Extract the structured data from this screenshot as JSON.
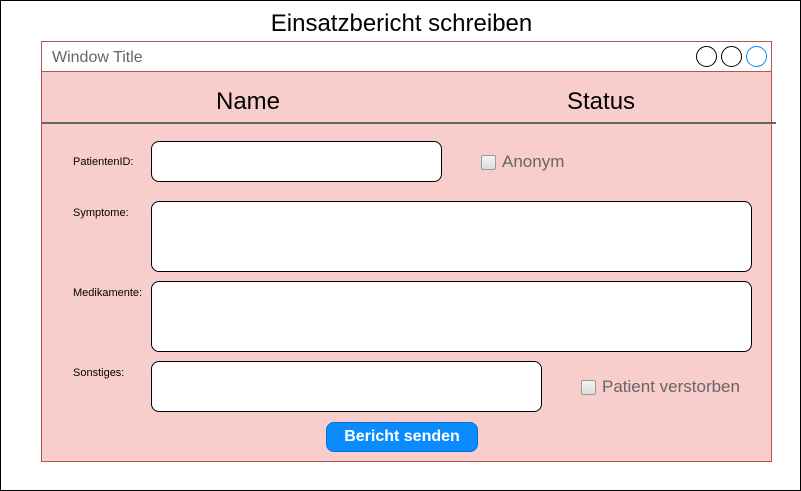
{
  "page": {
    "title": "Einsatzbericht schreiben"
  },
  "window": {
    "title": "Window Title",
    "controls": [
      {
        "name": "window-button-1-icon"
      },
      {
        "name": "window-button-2-icon"
      },
      {
        "name": "window-button-3-icon",
        "accent": "#008cff"
      }
    ]
  },
  "header": {
    "name_label": "Name",
    "status_label": "Status"
  },
  "form": {
    "patient_id": {
      "label": "PatientenID:",
      "value": ""
    },
    "anonym": {
      "label": "Anonym",
      "checked": false
    },
    "symptome": {
      "label": "Symptome:",
      "value": ""
    },
    "medikamente": {
      "label": "Medikamente:",
      "value": ""
    },
    "sonstiges": {
      "label": "Sonstiges:",
      "value": ""
    },
    "verstorben": {
      "label": "Patient verstorben",
      "checked": false
    },
    "submit_label": "Bericht senden"
  },
  "colors": {
    "window_bg": "#f8cecc",
    "window_border": "#b85450",
    "button_bg": "#0a8cff"
  }
}
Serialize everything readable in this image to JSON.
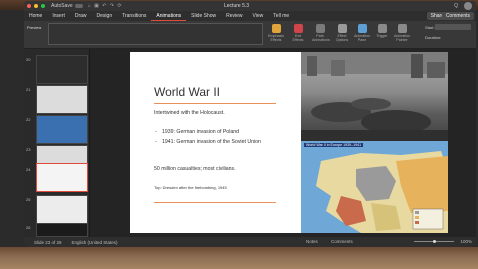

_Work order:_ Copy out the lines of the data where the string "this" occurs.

_The completed task:_
Extract the structured data from this screenshot as JSON.
Serialize everything readable in this image to JSON.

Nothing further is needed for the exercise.